This allowed me to repeat the LFI, this time dropping in
sa (system administrator) username and password for the database, which I can now log into externally. Sweeeeet! In this case it was a double whammy:
- I could log into the server, enable
xp_cmdshelland then get a remote shell (as easy as running this).
- The Umbraco admin page at
http://umbraco.example.com/umbraco/umbraco.aspxalso reused this password for the default administrator account.
Upgrade your Umbraco to a version newer than 4.11.10, 6.2.6 or 7.2.2, and also ensure that ClientDependency has been upgraded to a version newer than v18.104.22.168.
You can use this tool to test your Umbraco installation:
Is newer exploit? to test local file paths like
Base URL: http://example.com File path: C:\Windows\win.ini
…would cause the following request to be sent:
http://example.com/DependencyHandler.axd?s=QzpcV2luZG93c1x3aW4uaW5p&t=CSS&cdv=1 where the base64 string is
Is newer exploit? to test URLs pointing to files within the web root like
Base URL: http://example.com File path: web.config
…would cause the following request to be sent:
http://example.com/DependencyHandler.axd?s=aHR0cDovL2V4YW1wbGUuY29tL3dlYi5jb25maWc%3D&t=CSS&cdv=1 where the base64 string is
RFI/SSRF cannot be tested using this tool due to the requirement to set a
Ensure that the file path exists on your server and a new tab will open, and if this retrieves the file contents from your server you are vulnerable.
The tool works completely client-side, meaning you will be able to use this in order to test development versions of your site on your PC or local network.

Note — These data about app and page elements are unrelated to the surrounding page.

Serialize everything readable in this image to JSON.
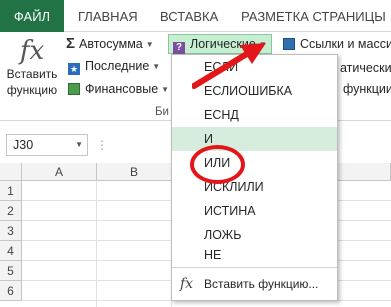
{
  "tabs": {
    "file": "ФАЙЛ",
    "home": "ГЛАВНАЯ",
    "insert": "ВСТАВКА",
    "layout": "РАЗМЕТКА СТРАНИЦЫ"
  },
  "ribbon": {
    "insert_function": "Вставить функцию",
    "insert_function_line1": "Вставить",
    "insert_function_line2": "функцию",
    "fx_symbol": "fx",
    "autosum": "Автосумма",
    "recent": "Последние",
    "financial": "Финансовые",
    "logical": "Логические",
    "lookup": "Ссылки и масси",
    "partial_right": "атические",
    "partial_right2": "функции",
    "group_label": "Би"
  },
  "formula_bar": {
    "name_box": "J30"
  },
  "grid": {
    "columns": [
      "A",
      "B"
    ],
    "rows": [
      "1",
      "2",
      "3",
      "4",
      "5",
      "6"
    ]
  },
  "menu": {
    "items": [
      "ЕСЛИ",
      "ЕСЛИОШИБКА",
      "ЕСНД",
      "И",
      "ИЛИ",
      "ИСКЛИЛИ",
      "ИСТИНА",
      "ЛОЖЬ",
      "НЕ"
    ],
    "highlighted": "И",
    "footer": "Вставить функцию...",
    "footer_icon": "fx"
  },
  "colors": {
    "file_tab": "#217346",
    "highlight": "#d6ecdc",
    "annotation": "#e3171a"
  }
}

I’d be interested to know about any quirks across different versions of Umbraco, and if there are any configuration options that affect the vulnerabilities (either the original or the newer one).